"Showgirls" despoiled the NC-17 rating
By Marjorie Baumgarten,
5:25PM, Fri. Dec. 16, 2011
The opening this week of Shame, the riveting story of a sex addict and his sister (who, to paraphrase the movie, are not bad people but, rather, come from a bad place), is the first NC-17 release to appear on Austin screens in 2011. The rating means that no one under 17 can see the movie.
Most of the time, films that initially receive an NC-17 rating are edited down to an R before release time. An even greater number of films bypass the stigmatizing ratings system altogether and enter the marketplace with no rating whatsoever.
By my count, Shame is the 17th NC-17-rated film in The Austin Chronicle's film archives. (Our online database includes films reviewed between the years 1991 and 2011 – 20 years worth of reviews! At some point in the future, all 30 years of the paper's reviews will become digitally available.) Since the NC-17 rating was introduced in 1990 (as a replacement for the X rating), this means that a review for almost every NC-17 movie that has ever played Austin can be found here. Click on the "Browse All Film Reviews" link on the left to access.

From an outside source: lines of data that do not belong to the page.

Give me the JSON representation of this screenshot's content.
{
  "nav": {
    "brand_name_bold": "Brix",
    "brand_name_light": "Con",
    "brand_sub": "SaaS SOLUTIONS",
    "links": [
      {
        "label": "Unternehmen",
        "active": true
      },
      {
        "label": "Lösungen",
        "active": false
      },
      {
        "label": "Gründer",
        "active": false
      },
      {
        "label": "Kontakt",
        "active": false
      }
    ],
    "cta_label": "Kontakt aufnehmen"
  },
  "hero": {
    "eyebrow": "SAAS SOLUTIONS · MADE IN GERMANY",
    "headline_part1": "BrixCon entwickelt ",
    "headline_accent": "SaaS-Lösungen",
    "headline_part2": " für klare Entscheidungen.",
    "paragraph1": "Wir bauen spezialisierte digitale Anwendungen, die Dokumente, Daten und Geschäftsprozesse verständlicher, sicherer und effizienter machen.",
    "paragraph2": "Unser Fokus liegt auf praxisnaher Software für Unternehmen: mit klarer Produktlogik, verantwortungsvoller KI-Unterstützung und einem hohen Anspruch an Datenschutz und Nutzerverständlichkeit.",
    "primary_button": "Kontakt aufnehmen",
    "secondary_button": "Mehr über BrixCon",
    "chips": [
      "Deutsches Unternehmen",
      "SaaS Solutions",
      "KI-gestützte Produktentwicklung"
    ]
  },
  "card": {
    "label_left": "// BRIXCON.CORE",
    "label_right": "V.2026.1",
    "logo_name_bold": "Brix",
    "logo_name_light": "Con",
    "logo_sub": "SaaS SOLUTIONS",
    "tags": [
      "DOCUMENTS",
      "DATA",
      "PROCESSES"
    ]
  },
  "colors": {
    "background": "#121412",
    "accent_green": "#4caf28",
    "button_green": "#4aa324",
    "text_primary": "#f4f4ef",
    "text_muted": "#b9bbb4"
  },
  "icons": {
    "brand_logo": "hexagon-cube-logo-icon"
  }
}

What is quickly evident is that almost all of these NC-17 films were well-reviewed, receiving three stars or more. The exception? Showgirls – a film that's appeared at the bottom of many a list over the years. Now it also ranks as the bottom feeder on the list of NC-17 films reviewed by The Austin Chronicle. For the record, Shame is reviewed here as one of the best, along with Pedro Almodóvar's Bad Education, Abel Ferrara's Bad Lieutenant, John Waters' A Dirty Shame, and Todd Haynes' Poison.